Scott: The people that have positive relationships with those with Asperger’s do that because they allow that person to have Asperger’s. For them, what would be rudeness from a non-Asperger’s person, is just a knee-jerk reaction from someone with Asperger’s. They know the person doesn’t mean whatever they said, personally. To the person with Asperger’s, it’s like they’ve been tickled and that’s their laugh, or they’ve been hurt and that’s their yelp. Those reactions are largely involuntary. And there are people who learn to see those things in that way, and they can have very happy relationships with people with Asperger’s. In fact, many people are already doing it and they just don’t know their partner would qualify as fitting the definition. We have to remember that Anthony Hopkins was in his 70’s before he was diagnosed.
Adrienne: So then there are likely lots of couples where Asperger’s is actually a part of their relationship without them even realizing that?

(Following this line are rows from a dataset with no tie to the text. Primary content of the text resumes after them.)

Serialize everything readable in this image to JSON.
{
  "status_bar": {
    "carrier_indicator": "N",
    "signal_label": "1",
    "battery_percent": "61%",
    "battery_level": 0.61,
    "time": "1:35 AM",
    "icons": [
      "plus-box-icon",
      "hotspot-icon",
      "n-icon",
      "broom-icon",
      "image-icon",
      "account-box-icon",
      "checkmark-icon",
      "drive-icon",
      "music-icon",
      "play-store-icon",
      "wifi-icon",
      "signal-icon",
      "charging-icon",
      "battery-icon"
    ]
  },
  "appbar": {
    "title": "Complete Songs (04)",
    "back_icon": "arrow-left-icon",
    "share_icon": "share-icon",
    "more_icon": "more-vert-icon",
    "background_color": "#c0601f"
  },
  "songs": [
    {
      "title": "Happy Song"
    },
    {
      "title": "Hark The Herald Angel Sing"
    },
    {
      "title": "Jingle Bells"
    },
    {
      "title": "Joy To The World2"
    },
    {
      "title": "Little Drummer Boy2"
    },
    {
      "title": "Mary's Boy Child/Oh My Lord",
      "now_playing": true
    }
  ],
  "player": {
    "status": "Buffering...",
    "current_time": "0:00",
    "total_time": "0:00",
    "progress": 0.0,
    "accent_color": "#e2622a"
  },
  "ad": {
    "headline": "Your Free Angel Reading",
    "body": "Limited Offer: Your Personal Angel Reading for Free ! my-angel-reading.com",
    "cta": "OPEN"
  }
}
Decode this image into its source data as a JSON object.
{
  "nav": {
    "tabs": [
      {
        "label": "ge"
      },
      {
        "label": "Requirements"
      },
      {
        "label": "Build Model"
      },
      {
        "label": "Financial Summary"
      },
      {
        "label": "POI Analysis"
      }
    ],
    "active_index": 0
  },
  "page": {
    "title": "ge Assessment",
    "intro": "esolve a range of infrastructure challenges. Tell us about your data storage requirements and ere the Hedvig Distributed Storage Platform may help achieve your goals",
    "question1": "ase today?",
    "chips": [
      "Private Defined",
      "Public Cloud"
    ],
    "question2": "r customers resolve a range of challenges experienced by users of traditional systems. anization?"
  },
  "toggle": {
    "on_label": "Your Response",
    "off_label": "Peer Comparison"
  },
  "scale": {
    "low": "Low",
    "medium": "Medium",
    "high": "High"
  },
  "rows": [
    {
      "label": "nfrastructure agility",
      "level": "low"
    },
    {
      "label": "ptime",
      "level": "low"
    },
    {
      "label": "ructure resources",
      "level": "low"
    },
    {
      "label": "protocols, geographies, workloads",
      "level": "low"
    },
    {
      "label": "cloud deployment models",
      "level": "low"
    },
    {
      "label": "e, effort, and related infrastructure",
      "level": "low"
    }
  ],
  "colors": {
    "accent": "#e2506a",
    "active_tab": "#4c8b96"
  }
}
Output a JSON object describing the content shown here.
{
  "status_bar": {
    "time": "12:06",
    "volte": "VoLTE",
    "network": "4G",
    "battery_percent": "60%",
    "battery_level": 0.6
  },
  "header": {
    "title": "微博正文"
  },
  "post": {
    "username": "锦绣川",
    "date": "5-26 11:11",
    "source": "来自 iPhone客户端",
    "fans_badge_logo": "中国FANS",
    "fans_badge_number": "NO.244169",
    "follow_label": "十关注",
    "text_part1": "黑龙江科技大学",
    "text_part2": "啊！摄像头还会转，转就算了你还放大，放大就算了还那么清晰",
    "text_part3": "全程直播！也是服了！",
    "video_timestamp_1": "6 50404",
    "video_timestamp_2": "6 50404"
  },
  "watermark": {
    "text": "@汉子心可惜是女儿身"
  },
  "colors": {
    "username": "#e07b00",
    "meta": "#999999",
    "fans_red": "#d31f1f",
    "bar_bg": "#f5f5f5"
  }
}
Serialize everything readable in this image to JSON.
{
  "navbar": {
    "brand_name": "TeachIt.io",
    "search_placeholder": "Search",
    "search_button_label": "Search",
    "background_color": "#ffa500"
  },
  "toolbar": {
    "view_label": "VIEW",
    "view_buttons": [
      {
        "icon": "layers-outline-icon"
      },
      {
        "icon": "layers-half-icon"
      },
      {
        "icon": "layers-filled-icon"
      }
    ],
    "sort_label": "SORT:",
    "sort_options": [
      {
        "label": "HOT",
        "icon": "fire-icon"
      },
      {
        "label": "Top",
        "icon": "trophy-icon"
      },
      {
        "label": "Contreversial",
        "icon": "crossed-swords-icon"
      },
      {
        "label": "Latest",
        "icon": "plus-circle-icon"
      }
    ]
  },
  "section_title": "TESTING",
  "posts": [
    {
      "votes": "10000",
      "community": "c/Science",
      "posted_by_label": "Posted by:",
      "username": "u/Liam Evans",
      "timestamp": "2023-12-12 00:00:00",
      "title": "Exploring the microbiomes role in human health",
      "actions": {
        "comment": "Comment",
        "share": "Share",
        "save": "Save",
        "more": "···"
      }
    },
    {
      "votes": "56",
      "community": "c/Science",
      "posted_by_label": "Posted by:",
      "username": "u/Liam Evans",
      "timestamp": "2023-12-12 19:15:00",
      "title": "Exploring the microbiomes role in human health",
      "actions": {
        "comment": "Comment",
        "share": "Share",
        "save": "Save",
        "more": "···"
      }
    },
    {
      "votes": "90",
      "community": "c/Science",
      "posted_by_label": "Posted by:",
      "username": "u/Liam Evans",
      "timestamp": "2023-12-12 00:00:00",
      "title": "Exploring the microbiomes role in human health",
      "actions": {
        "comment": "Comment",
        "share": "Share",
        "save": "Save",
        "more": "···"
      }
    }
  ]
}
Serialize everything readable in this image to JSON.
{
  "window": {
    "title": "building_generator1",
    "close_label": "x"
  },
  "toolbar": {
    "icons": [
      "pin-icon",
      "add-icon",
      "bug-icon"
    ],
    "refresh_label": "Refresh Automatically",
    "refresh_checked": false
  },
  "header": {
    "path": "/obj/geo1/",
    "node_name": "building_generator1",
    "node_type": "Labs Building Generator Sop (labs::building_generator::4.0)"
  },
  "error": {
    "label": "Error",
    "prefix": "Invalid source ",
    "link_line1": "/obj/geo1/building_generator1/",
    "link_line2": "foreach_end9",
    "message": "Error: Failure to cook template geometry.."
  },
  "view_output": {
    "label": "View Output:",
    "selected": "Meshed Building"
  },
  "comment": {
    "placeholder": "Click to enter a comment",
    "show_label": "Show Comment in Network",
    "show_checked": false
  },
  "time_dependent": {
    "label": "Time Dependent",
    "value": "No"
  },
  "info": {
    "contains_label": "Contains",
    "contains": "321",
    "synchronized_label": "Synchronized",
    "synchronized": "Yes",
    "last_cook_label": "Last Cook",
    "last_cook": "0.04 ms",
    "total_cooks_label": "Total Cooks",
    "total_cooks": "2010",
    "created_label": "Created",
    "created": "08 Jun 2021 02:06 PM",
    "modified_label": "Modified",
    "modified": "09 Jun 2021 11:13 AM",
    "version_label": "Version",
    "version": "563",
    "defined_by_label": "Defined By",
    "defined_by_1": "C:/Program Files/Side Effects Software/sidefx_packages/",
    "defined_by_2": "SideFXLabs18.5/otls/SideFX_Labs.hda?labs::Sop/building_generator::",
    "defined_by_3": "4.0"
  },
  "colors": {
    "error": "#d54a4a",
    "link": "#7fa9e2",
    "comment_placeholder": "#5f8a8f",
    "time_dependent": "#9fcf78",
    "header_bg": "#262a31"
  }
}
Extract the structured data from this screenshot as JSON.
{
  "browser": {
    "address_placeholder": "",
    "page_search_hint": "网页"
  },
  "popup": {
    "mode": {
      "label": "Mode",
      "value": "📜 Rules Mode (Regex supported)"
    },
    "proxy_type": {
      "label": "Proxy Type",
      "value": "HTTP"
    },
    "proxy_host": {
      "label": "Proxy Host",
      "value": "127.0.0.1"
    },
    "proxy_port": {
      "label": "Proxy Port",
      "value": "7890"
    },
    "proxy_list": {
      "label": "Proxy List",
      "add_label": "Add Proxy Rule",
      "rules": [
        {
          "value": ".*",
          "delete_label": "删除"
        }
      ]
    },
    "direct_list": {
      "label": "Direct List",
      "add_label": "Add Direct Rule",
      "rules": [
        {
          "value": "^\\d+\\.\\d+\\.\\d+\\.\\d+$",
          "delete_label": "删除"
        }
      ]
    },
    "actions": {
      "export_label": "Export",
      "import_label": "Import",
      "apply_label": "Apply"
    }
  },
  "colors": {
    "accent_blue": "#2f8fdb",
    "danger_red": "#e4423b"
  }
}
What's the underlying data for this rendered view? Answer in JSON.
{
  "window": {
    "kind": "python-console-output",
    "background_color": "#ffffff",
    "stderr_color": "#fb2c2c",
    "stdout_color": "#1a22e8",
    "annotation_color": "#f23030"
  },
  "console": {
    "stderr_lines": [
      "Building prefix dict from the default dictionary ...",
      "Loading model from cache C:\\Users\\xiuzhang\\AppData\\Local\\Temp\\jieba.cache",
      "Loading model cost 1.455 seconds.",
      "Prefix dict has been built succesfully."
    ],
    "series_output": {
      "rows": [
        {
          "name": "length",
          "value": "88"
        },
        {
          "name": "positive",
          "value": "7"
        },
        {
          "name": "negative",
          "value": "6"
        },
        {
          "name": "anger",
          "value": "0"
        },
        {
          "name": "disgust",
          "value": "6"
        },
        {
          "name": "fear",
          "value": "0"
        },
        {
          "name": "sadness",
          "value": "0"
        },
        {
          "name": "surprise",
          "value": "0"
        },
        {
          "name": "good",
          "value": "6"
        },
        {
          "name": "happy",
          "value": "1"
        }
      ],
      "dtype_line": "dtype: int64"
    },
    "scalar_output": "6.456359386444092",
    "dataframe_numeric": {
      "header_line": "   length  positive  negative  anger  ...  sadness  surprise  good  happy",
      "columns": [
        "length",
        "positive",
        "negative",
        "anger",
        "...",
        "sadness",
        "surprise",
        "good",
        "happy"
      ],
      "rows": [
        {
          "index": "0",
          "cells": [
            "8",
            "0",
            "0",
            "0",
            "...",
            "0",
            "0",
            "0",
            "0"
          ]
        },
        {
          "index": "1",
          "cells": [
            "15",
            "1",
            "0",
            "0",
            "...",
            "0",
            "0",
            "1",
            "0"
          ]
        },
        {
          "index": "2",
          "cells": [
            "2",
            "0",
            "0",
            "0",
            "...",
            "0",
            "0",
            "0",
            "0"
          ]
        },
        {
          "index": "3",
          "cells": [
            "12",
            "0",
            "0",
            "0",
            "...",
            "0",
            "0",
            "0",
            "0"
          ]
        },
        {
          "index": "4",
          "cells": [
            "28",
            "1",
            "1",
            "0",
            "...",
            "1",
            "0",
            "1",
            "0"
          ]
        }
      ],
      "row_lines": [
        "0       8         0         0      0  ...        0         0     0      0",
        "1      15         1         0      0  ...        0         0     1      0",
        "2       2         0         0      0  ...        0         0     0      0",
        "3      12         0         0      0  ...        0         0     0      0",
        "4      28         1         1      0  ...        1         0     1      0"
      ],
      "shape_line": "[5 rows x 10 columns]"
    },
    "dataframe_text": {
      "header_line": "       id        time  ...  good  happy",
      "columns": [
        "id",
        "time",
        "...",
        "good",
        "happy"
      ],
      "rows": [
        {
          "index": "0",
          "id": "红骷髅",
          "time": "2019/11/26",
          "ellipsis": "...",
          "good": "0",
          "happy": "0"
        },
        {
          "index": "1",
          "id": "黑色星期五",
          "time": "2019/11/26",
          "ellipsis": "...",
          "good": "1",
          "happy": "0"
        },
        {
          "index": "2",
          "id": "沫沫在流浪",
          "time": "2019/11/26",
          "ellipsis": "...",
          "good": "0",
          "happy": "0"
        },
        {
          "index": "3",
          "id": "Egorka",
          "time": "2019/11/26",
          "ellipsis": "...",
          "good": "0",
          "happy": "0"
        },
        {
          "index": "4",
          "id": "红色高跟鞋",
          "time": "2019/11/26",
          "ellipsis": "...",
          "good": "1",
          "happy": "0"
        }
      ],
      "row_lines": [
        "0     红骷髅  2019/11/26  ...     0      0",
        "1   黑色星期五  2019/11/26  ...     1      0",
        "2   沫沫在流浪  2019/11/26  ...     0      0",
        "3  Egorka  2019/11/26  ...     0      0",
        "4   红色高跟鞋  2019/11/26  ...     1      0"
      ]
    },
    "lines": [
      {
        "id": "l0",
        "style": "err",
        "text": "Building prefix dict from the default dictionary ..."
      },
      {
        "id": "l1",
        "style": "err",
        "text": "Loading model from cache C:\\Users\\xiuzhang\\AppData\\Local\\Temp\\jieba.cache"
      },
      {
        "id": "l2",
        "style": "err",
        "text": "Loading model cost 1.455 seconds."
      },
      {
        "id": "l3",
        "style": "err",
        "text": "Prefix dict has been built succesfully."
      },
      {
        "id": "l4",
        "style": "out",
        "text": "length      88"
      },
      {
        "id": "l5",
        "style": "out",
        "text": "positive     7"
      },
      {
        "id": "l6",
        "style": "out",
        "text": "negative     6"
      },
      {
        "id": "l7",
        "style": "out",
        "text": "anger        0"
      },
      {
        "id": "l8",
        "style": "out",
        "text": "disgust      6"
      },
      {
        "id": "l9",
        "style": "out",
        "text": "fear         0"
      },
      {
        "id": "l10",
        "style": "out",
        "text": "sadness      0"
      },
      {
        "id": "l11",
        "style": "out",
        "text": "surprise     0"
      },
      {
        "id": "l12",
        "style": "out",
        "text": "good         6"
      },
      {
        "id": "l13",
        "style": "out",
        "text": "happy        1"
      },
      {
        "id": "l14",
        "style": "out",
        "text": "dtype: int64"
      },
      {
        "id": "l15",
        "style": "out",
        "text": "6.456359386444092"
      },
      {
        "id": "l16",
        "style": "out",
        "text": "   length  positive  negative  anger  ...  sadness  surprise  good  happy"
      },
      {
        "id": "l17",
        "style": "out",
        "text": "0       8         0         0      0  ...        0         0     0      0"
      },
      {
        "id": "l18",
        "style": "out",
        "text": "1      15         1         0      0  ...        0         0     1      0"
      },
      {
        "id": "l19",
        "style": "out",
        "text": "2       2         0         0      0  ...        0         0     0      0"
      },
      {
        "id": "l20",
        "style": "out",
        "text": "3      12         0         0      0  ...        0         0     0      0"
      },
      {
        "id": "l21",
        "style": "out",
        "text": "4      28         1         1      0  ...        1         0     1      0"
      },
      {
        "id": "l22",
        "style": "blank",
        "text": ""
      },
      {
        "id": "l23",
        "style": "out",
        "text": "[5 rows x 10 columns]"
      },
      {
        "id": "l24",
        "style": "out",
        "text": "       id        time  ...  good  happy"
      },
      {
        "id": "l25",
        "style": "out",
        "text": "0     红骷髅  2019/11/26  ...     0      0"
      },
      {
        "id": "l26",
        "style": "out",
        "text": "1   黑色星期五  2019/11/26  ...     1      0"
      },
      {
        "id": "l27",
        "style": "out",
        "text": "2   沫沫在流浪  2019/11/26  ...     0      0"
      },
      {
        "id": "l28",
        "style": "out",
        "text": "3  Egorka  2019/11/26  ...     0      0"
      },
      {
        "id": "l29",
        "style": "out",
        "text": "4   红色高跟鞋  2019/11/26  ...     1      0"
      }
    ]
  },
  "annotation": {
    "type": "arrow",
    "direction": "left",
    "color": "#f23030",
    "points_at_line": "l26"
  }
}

Scott: For sure. If someone’s spouse is willing to drive the house crazy with their dedication to spread-sheeting absolutely everything; Or if they’re insanely anal about how things are organized, these could all potentially be people on that spectrum that are just undiagnosed. But the fact that those couples are together and that no one felt the need to seek a diagnosis sort of proves that this is not some death sentence for happiness. It is possible for people to have very rewarding relationships. It’s just that the person with Asperger’s often needs Asperger-related lessons on dating. And maybe even more importantly, they also need to teach the people dating them, how that can be done in ways that are rewarding for both parties. That’s obviously easier if both people have Asperger’s, but even if they don’t, it can absolutely work if they know how.
Adrienne: Okay. A really interesting look at this. Thank you Scott.
Scott: My pleasure.
Adrienne: Scott McPherson is our wellness columnist. He teaches mindfulness at relaxandsucceed.com, here in Edmonton.
A serious childhood brain injury lead Scott to spend his entire life meditating on the concepts of thought, consciousness, reality and identity. It made others as strange to him as he was to them. When he realized people were confused by their own over-thinking, Scott began teaching others to understand reality. He is currently CBC Radio Active’s Wellness Columnist, as well as a writer, speaker and mindfulness instructor based in Edmonton, AB where he still finds it strange to write about himself in the third person.